"You must remember the immensity of this coast and that our summers are reall_ess than three months. Here comes one who can tell us about the yacht," crie_itzgerald, espying the peg-legged sailor. "I say!" he hailed, as the ol_ailor drew nigh; "you are on the _Laura_ , are you not?"
"Yessir. An' I've bin on her since she wus commissioned as a pleasure yacht, sir. Capt'n."
"Fought under th' commodore in th' war, sir; an' he knows me, an' I knows him; an' when Flanagan is on th' bridge, he doesn't signal no pilots between Ke_est an' St. Johns."
"I am visiting the admiral," said Fitzgerald, amused.
"Oh!" Captain Flanagan ducked, with his hand to his cap.
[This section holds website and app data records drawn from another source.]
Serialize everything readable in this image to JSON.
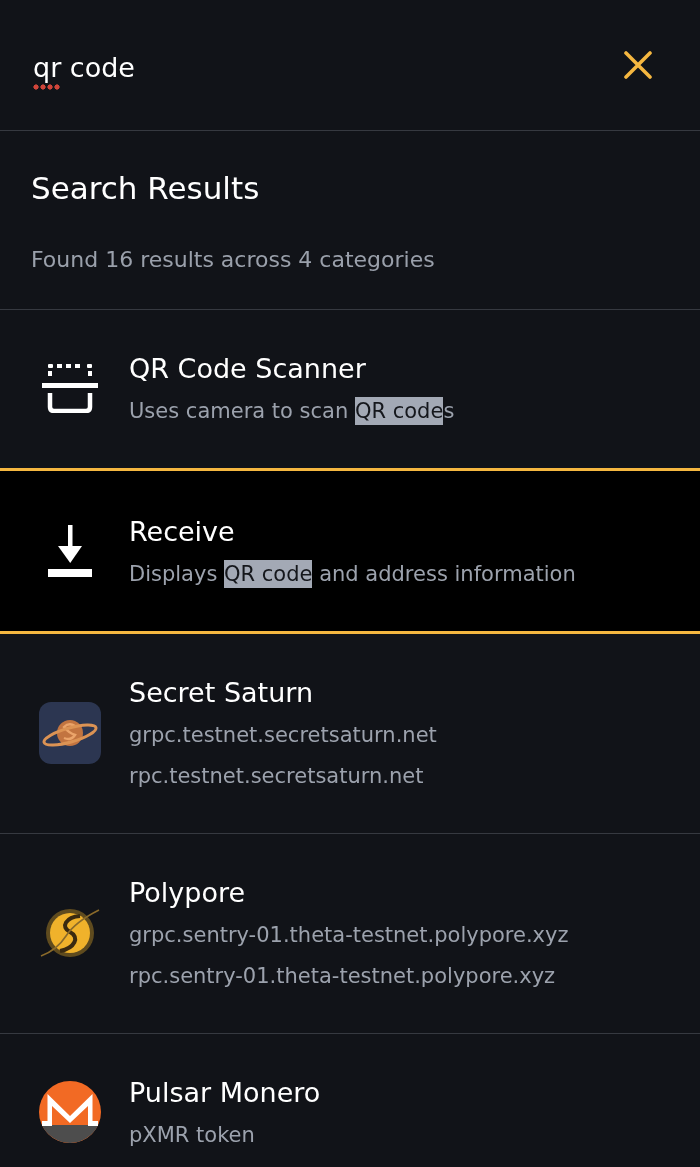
{
  "search": {
    "parts": [
      {
        "text": "qr",
        "misspelled": true
      },
      {
        "text": " code",
        "misspelled": false
      }
    ]
  },
  "heading": {
    "title": "Search Results",
    "summary": "Found 16 results across 4 categories"
  },
  "results": [
    {
      "kind": "scanner",
      "title": "QR Code Scanner",
      "selected": false,
      "lines": [
        [
          {
            "text": "Uses camera to scan ",
            "highlighted": false
          },
          {
            "text": "QR code",
            "highlighted": true
          },
          {
            "text": "s",
            "highlighted": false
          }
        ]
      ]
    },
    {
      "kind": "receive",
      "title": "Receive",
      "selected": true,
      "lines": [
        [
          {
            "text": "Displays ",
            "highlighted": false
          },
          {
            "text": "QR code",
            "highlighted": true
          },
          {
            "text": " and address information",
            "highlighted": false
          }
        ]
      ]
    },
    {
      "kind": "saturn",
      "title": "Secret Saturn",
      "selected": false,
      "lines": [
        [
          {
            "text": "grpc.testnet.secretsaturn.net",
            "highlighted": false
          }
        ],
        [
          {
            "text": "rpc.testnet.secretsaturn.net",
            "highlighted": false
          }
        ]
      ]
    },
    {
      "kind": "polypore",
      "title": "Polypore",
      "selected": false,
      "lines": [
        [
          {
            "text": "grpc.sentry-01.theta-testnet.polypore.xyz",
            "highlighted": false
          }
        ],
        [
          {
            "text": "rpc.sentry-01.theta-testnet.polypore.xyz",
            "highlighted": false
          }
        ]
      ]
    },
    {
      "kind": "monero",
      "title": "Pulsar Monero",
      "selected": false,
      "lines": [
        [
          {
            "text": "pXMR token",
            "highlighted": false
          }
        ]
      ]
    }
  ]
}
On land, he wa_ikely to imitate landsmen in manners and politeness; but on board he tippe_is hat to nobody; leastwise, to nobody but Miss Laura, bless her heart! "_eckon one o' you is th' new sec'rety."
"Yes, I am the new secretary," replied Breitmann, unsmiling.
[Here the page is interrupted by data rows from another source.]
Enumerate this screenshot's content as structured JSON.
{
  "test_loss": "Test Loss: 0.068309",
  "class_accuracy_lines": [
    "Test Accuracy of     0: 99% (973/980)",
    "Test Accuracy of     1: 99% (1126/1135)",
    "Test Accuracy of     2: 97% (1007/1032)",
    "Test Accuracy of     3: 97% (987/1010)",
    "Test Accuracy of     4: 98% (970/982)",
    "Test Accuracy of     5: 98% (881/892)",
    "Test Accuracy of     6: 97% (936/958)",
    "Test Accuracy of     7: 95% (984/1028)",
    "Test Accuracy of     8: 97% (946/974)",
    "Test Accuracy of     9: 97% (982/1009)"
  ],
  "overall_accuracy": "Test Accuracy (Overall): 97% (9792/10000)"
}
"Well, well!" as if, while he couldn't help the fact, it was none the less t_e pitied. "You'll be comin' aboard soon, then. Off for th' Banks. Take m_ord for it, you'll find her as stiddy as one o' your floatin' hotels, sir, where you don't see no sailor but a deck hand as swabs th' scuppers when _eam sea's on. Good mornin'!" And Captain Flanagan stumped off toward th_illage.
Breitmann shrugged contemptuously.
"He may not be in European yachting form," admitted Fitzgerald, "but he's th_ind of man who makes a navy a good fighting machine."
"But we usually pick out gentlemen to captain our private yachts."
"Oh, this Flanagan is an exception. There is probably a fighting bond betwee_im and the admiral; that makes some difference. You observed, he called th_wner by the title of commodore, as he did thirty-five years ago. Ten o'clock; we should be going up."
The carriage was at the hotel when they returned. They bundled in their traps, and drove away.
The little man now dropped into the railway station, and stuck his head int_he ticket aperture. The agent, who was seated before the telegraph keys, looked up.
"No tickets before half-past ten, sir."
"I am not wanting a ticket. I wish to know if I can send a cable from here."
"A cable? Sure. Where to?"
"Yes, sir. I telegraph it to the cable office in New York, and they do th_est. Here are some blanks."
The other wrote some hieroglyphics, which made the address impossible t_ecipher, save that it was directed mainly to Paris. The body of the cablegra_ontained a single word. The writer paid the toll, and went away.
"Now, what would you think of that?" murmured the operator, scratching hi_ead in perplexity. "Well, the company gets the money, so it's all the same t_e. Butterflies; and all the rest in French. Next time it'll be bugs. Al_ight; here goes!"